|International Classification||H01L21/603, B23K20/00, H01L21/60, B23K35/02|
|Cooperative Classification||H01L2224/85203, H01L2224/85205, H01L2924/12042, H01L2924/10253, B23K20/007, H01L2924/01005, H01L2224/78301, H01L2224/85045, H01L2224/78268, H01L24/45, H01L2924/01073, H01L2924/20757, H01L2924/01074, H01L2224/786, H01L2924/01075, H01L2924/30105, H01L2224/45124, H01L2224/78313, H01L2224/85075, H01L2224/85201, H01L2924/14, H01L2924/00014, H01L2924/01018, H01L2924/0102, H01L2924/01023, H01L2924/01041, H01L2924/01033, H01L2924/01006, H01L2924/01007, H01L2224/45015, H01L24/85, H01L2924/01082, H01L2224/78344, H01L2924/19041, H01L2924/01014, H01L2224/851, H01L2224/45144, H01L2924/01019, H01L2924/01079, H01L24/78, H01L2924/01013, H01L2924/3025|
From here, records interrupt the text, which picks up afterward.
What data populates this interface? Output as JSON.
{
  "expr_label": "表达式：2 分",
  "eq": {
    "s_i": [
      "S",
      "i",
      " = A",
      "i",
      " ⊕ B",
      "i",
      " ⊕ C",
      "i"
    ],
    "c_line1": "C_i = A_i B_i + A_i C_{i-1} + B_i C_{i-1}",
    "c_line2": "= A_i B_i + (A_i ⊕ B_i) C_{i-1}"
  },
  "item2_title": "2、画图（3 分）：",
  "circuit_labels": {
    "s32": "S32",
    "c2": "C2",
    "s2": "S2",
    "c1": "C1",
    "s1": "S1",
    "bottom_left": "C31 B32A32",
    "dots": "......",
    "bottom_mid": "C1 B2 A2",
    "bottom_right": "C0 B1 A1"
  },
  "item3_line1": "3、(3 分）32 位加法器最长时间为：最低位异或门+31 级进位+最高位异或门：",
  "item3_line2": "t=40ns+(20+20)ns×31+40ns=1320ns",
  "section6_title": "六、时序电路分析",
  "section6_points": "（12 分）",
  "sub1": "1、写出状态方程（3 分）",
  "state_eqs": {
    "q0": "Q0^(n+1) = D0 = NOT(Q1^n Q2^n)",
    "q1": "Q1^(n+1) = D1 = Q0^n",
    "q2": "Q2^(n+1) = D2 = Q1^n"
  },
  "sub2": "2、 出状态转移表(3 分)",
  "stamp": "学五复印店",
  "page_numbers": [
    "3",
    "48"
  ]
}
|European Classification||H01L24/85, H01L24/78, B23K20/00D2B2|